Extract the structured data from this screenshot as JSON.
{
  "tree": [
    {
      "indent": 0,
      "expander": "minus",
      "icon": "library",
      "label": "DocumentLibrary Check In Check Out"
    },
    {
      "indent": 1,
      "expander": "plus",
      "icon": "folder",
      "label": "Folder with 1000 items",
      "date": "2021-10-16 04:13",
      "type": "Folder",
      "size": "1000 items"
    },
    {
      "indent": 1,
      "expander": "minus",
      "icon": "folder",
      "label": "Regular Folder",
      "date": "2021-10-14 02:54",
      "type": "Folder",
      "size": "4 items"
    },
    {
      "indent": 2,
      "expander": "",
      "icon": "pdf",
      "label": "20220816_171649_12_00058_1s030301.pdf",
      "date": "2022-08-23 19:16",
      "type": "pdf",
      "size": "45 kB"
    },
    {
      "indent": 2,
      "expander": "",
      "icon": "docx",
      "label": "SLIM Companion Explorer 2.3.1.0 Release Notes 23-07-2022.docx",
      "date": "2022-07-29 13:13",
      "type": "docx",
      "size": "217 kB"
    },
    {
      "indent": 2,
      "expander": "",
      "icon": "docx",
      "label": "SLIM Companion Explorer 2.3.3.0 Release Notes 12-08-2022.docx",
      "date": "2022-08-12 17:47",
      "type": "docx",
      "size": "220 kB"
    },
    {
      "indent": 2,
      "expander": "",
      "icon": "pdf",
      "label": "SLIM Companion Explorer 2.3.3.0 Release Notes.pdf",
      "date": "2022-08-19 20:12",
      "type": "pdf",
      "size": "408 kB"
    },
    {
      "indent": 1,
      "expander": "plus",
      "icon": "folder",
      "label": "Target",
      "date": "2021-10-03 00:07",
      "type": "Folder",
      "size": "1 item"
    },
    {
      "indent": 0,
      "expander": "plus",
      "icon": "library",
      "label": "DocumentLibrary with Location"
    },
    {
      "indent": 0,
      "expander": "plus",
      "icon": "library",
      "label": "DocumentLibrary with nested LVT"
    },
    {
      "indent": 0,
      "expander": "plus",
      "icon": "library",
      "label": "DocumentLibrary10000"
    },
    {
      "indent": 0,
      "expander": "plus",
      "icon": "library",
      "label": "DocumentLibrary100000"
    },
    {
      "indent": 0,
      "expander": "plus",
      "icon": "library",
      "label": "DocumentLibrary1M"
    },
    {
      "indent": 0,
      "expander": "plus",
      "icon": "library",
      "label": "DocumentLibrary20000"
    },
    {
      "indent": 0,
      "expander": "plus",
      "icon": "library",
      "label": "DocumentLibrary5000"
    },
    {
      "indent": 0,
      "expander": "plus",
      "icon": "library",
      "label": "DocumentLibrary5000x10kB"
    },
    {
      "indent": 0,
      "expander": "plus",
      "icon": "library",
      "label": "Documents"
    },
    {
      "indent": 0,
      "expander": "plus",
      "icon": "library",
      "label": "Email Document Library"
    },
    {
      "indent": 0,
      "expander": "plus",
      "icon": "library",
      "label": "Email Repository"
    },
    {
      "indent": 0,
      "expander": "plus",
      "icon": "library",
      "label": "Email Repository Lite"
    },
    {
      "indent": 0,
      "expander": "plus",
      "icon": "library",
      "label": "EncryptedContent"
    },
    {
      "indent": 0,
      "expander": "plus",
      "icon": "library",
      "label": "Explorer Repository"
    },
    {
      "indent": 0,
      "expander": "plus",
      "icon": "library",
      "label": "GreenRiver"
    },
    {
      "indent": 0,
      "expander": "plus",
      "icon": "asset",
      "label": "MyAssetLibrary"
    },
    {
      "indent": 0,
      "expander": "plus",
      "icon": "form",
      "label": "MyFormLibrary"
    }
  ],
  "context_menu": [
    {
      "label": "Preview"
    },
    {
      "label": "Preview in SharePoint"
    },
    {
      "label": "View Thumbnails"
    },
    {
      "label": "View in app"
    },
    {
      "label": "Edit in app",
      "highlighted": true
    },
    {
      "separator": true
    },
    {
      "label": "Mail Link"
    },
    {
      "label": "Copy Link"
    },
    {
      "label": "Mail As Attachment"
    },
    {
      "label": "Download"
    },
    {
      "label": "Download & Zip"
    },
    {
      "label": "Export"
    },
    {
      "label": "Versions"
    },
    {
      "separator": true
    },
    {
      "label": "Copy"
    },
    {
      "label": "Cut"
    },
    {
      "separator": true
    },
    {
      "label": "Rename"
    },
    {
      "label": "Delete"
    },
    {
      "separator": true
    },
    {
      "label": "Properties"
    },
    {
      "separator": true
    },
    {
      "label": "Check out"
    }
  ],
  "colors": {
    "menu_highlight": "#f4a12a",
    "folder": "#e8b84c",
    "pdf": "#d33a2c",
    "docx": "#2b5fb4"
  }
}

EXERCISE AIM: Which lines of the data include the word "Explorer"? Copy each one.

EXPECTED OUTPUT:
      "label": "SLIM Companion Explorer 2.3.1.0 Release Notes 23-07-2022.docx",
      "label": "SLIM Companion Explorer 2.3.3.0 Release Notes 12-08-2022.docx",
      "label": "SLIM Companion Explorer 2.3.3.0 Release Notes.pdf",
      "label": "Explorer Repository"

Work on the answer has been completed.